"I think it's significant in the fact that still he has to run, he has to swing; there's some things that he needs to do," Scioscia said. "But I think when he gets out there and plays first base and repeats it, we'll know that he's far enough along that his leg's feeling where it should be."
• Veteran infielder Bill Hall, out since Feb. 27 because of tightness in his right quad, is running on the field, but Angels manager Mike Scioscia said Sunday that he "probably needs about three or four more days" before he can appear in games again. "He's feeling much better," Scioscia added, "but not quite where he needs to be."
• Scioscia, a Pennsylvania native of Italian descent, isn't surprised to see Team Italy go 2-1 in Pool D to advance to the second round of the World Baseball Classic. "Those guys can swing the bat, not just the Italian-Americans but some of the guys who are native Italians," Scioscia said. "They didn't show their best pitching when they played us [on Wednesday], but they obviously have some arms that are performing well. They're showing really well in it. But I'm more excited to see Team USA, to be honest with you."
• Hank Conger, competing for the backup catcher spot, made three throwing errors on Sunday -- one on an attempted steal of second and two on attempted pickoffs at first base -- and has made five errant throws on the spring. Conger did hit a homer though, and has a .412 Cactus League batting average.
• Reliever Brandon Sisk and starting pitching prospect A.J. Schugel were reassigned to Minor League camp on Sunday, the two players confirmed. The Angels will officially announce all their latest roster moves on Monday.
Alden Gonzalez is a reporter for MLB.com.

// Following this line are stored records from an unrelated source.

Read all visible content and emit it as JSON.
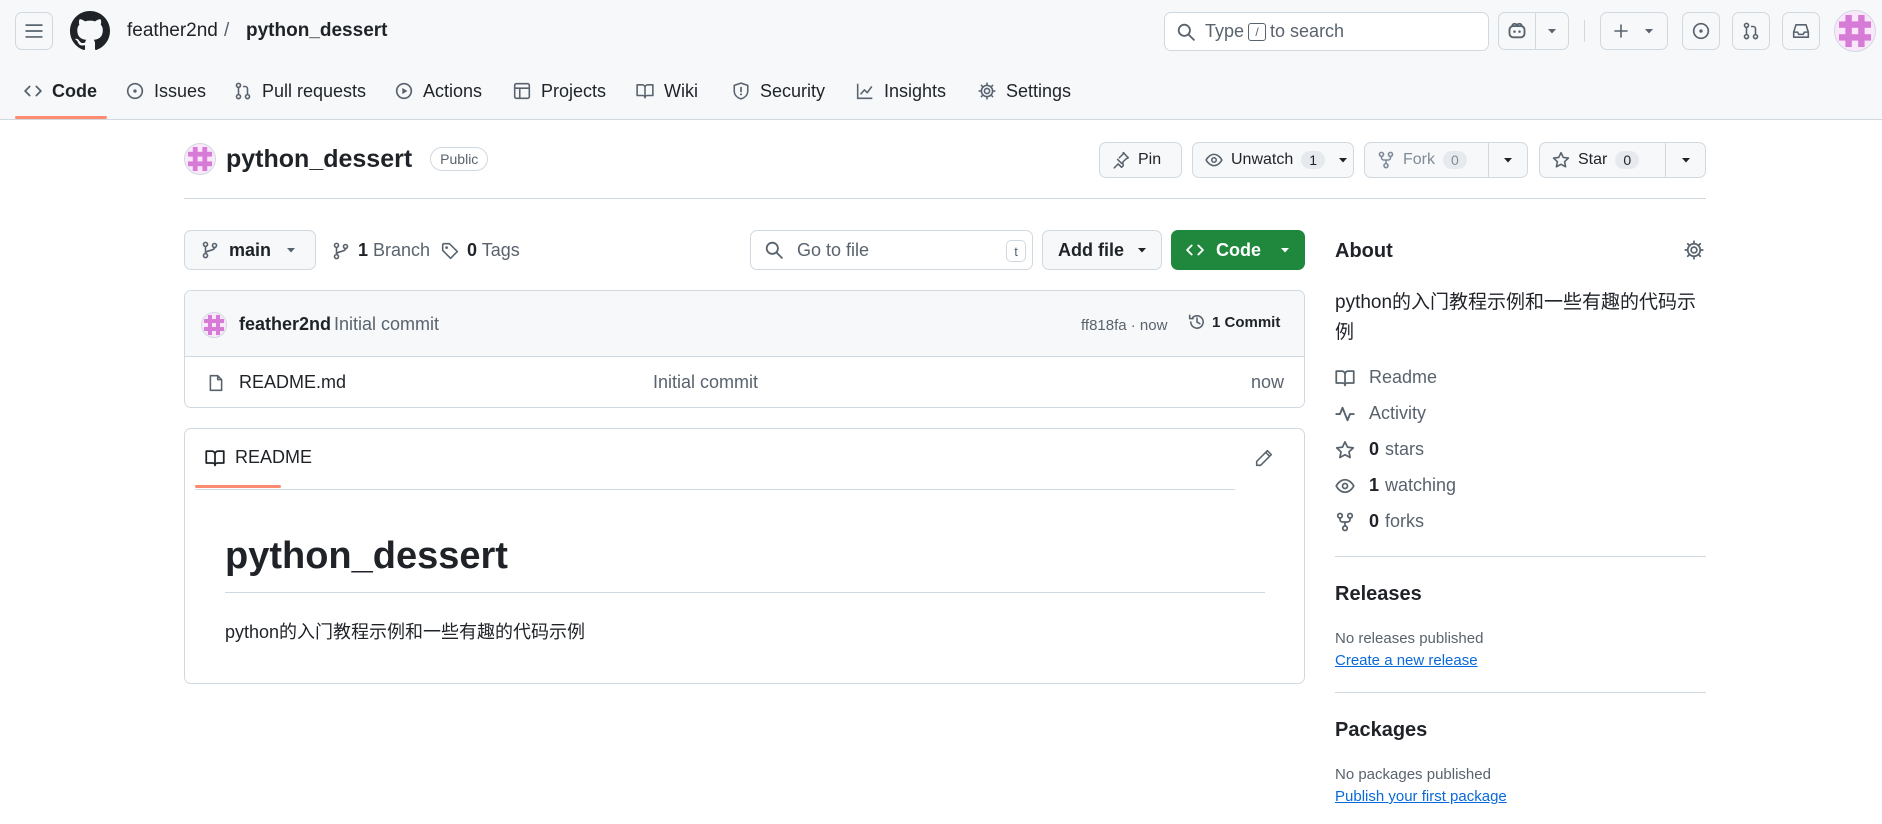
{
  "header": {
    "owner": "feather2nd",
    "separator": "/",
    "repo": "python_dessert",
    "search": {
      "prefix": "Type",
      "key": "/",
      "suffix": "to search"
    }
  },
  "tabs": [
    {
      "label": "Code",
      "icon": "code-icon",
      "active": true
    },
    {
      "label": "Issues",
      "icon": "issue-icon"
    },
    {
      "label": "Pull requests",
      "icon": "pull-request-icon"
    },
    {
      "label": "Actions",
      "icon": "play-icon"
    },
    {
      "label": "Projects",
      "icon": "table-icon"
    },
    {
      "label": "Wiki",
      "icon": "book-icon"
    },
    {
      "label": "Security",
      "icon": "shield-icon"
    },
    {
      "label": "Insights",
      "icon": "graph-icon"
    },
    {
      "label": "Settings",
      "icon": "gear-icon"
    }
  ],
  "repo_header": {
    "name": "python_dessert",
    "visibility": "Public",
    "pin": "Pin",
    "unwatch": "Unwatch",
    "watch_count": "1",
    "fork": "Fork",
    "fork_count": "0",
    "star": "Star",
    "star_count": "0"
  },
  "toolbar": {
    "branch": "main",
    "branch_count": "1",
    "branch_label": "Branch",
    "tag_count": "0",
    "tag_label": "Tags",
    "goto_placeholder": "Go to file",
    "goto_key": "t",
    "add_file": "Add file",
    "code": "Code"
  },
  "commit": {
    "author": "feather2nd",
    "message": "Initial commit",
    "hash_time": "ff818fa · now",
    "commits": "1 Commit"
  },
  "files": [
    {
      "name": "README.md",
      "message": "Initial commit",
      "time": "now"
    }
  ],
  "readme": {
    "tab": "README",
    "title": "python_dessert",
    "body": "python的入门教程示例和一些有趣的代码示例"
  },
  "sidebar": {
    "about_title": "About",
    "description": "python的入门教程示例和一些有趣的代码示例",
    "readme": "Readme",
    "activity": "Activity",
    "stars_count": "0",
    "stars_label": "stars",
    "watching_count": "1",
    "watching_label": "watching",
    "forks_count": "0",
    "forks_label": "forks",
    "releases_title": "Releases",
    "no_releases": "No releases published",
    "create_release": "Create a new release",
    "packages_title": "Packages",
    "no_packages": "No packages published",
    "publish_package": "Publish your first package"
  },
  "colors": {
    "accent_green": "#1f883d",
    "tab_underline": "#fd8c73",
    "link": "#0969da"
  }
}
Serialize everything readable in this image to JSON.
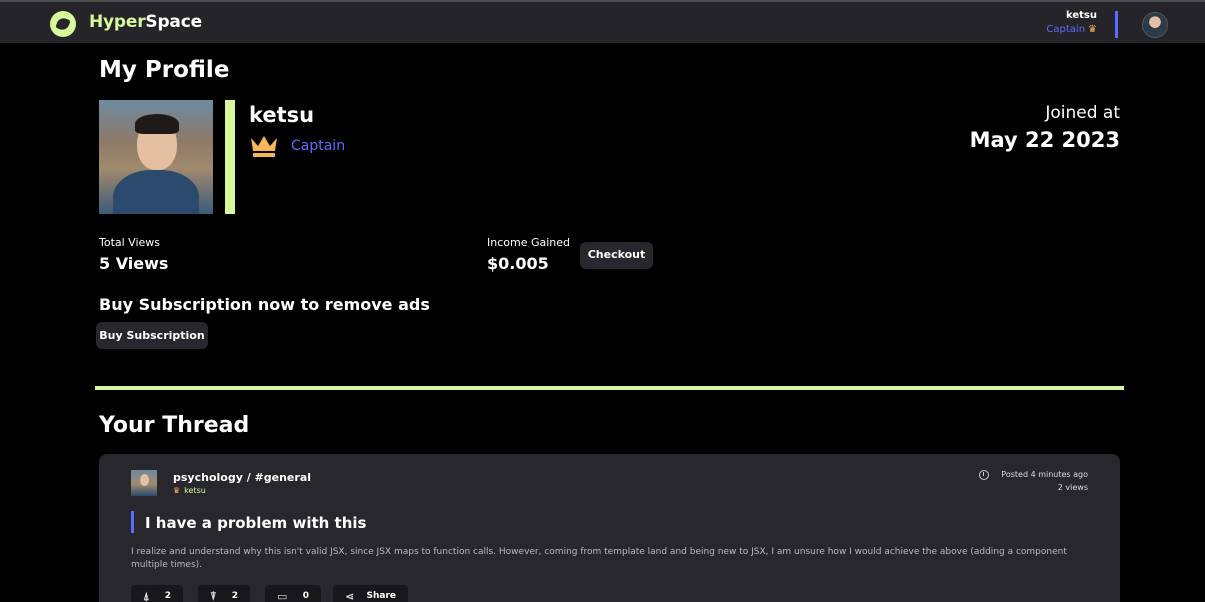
{
  "nav": {
    "brand_part1": "Hyper",
    "brand_part2": "Space",
    "username": "ketsu",
    "role": "Captain"
  },
  "profile": {
    "title": "My Profile",
    "name": "ketsu",
    "role": "Captain",
    "joined_label": "Joined at",
    "joined_date": "May 22 2023"
  },
  "stats": {
    "views_label": "Total Views",
    "views_value": "5 Views",
    "income_label": "Income Gained",
    "income_value": "$0.005",
    "checkout_label": "Checkout"
  },
  "subscription": {
    "heading": "Buy Subscription now to remove ads",
    "button_label": "Buy Subscription"
  },
  "thread": {
    "title": "Your Thread",
    "post": {
      "channel": "psychology / #general",
      "author": "ketsu",
      "posted": "Posted 4 minutes ago",
      "views": "2 views",
      "title": "I have a problem with this",
      "body": "I realize and understand why this isn't valid JSX, since JSX maps to function calls. However, coming from template land and being new to JSX, I am unsure how I would achieve the above (adding a component multiple times).",
      "likes": "2",
      "dislikes": "2",
      "comments": "0",
      "share_label": "Share"
    }
  },
  "colors": {
    "accent_green": "#d6f79a",
    "accent_blue": "#5b6cff",
    "crown": "#f6b55b",
    "card_bg": "#27272d"
  },
  "icons": [
    "logo-icon",
    "crown-icon",
    "clock-icon",
    "like-icon",
    "dislike-icon",
    "comment-icon",
    "share-icon"
  ]
}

Read his blog, Gonzo and "The Show", and follow him on Twitter @Alden_Gonzalez. This story was not subject to the approval of Major League Baseball or its clubs.